In another tournament, Phil Mickelson might have managed to battle his swing for two difficult days, and still survived. He backed up a tilt-a-whirl round Thursday with a decent 69 Friday, and his 1-over total of 143, at most U.S. Opens, would put him well within reach with half the event to go.
Yet Mickelson left the grounds at Congressional Country Club not only out of full-throated shouting distance of the lead — set by his playing partner, Rory McIlroy, at a record 11 under – but disappointed in his swing and his play, and a bit confused.
“Even though I was able to shoot under par today,” Mickelson said, “I was still struggling with it.”
He began the day trying to work out those struggles — on the range, before 7 a.m., with his coach, Butch Harmon. Thursday, he opened his Open with a wind-blown tee shot on the 10th into the water, good for a double bogey that began a 75 in which there was little predicting where his ball would go.
Though he played better Friday — making five birdies and just one bogey through 17 holes — he closed out the round by hitting his drive so far left of the 18th fairway, he was on the opposite side of the cart path. Sitting at 1 under, he then tried to pull off what amounts to a typical Phil shot: a cut, through trees, that would trickle down to the green, which is surrounded by water on three sides.

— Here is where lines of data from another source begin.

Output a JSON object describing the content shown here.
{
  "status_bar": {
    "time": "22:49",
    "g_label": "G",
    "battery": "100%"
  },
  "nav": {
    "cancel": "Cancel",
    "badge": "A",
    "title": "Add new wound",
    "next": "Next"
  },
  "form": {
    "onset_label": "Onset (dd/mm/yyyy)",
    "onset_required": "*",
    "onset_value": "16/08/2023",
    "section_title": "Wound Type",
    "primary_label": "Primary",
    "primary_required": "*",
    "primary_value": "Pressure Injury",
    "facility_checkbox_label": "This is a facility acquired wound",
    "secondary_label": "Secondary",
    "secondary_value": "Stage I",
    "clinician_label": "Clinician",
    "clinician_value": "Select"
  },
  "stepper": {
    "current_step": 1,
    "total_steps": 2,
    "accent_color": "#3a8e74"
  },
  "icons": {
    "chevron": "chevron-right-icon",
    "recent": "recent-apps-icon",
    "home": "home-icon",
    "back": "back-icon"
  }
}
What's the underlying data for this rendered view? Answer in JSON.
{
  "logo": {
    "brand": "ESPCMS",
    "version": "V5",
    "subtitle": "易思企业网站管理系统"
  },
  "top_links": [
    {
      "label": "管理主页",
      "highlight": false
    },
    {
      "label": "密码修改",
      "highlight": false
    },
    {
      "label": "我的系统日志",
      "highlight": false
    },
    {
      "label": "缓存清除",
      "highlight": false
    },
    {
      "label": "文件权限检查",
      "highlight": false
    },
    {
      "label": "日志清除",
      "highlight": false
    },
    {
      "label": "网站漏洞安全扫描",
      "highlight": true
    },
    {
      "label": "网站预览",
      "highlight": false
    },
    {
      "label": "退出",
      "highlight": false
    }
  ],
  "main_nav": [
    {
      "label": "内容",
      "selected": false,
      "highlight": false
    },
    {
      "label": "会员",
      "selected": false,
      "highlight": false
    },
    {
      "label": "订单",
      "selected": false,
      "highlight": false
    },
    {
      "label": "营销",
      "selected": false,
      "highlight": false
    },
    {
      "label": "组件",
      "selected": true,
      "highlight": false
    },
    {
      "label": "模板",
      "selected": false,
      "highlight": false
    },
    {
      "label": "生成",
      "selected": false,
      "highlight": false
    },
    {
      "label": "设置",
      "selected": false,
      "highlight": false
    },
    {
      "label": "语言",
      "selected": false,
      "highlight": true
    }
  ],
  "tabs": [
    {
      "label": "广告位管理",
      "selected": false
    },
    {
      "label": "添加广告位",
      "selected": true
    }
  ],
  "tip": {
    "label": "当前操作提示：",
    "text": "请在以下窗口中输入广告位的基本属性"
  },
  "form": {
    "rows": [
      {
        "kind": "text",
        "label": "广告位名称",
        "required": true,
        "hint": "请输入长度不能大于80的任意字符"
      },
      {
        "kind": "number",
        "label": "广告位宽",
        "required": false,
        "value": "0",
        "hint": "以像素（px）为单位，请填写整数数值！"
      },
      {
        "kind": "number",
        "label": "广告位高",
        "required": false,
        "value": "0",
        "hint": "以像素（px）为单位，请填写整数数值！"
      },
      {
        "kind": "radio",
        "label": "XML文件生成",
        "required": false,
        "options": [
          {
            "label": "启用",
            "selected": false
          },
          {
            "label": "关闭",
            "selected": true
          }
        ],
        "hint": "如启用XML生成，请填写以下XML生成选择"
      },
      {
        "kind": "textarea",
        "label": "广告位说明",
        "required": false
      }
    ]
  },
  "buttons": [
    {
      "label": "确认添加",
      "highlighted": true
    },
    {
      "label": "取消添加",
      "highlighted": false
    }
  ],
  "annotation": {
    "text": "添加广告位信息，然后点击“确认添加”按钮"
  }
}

“From an outsider looking in, I don’t know if I could have been under par for the tournament hitting it in some of the places that he did,” McIlroy said. “But he’s just got a phenomenal short game and a great attitude. He just forgets about some of the bad shots and just goes and almost relishes the challenge of getting it up and down.”
The last bad shot, he couldn’t quite forget. Mickelson managed to skirt the trees, and his ball bounded toward the green in much the matter he intended. But as it approached the left side, it caught a slope. From there, it went straight to the water, leading to a double bogey and what Mickelson called a “disappointing finish.”
Even so, Mickelson has enjoyed perhaps the most Washington week of any of the Open’s 156 players. Wednesday, he played 18 holes at Columbia Country Club in Chevy Chase with Larry Summers, the former director of the White House National Economic Council in the Obama administration. That afternoon, he and fellow players Bubba Watson and Davis Love III went to the White House to meet the President. Mickelson presented Obama with three Callaway wedges with “Prez” stamped on the back. Watson presented him a driver — his signature pink-shafted version — and Love offered a putter with an American head cover and a golf bag.
Fun stuff. More fun than, say, trying to figure out how to right all his wrongs on the golf course.
“Rather than go work on it,” Mickelson said, “I think I’m going to try to figure out what it is I need to work on first, and then get back to the range.”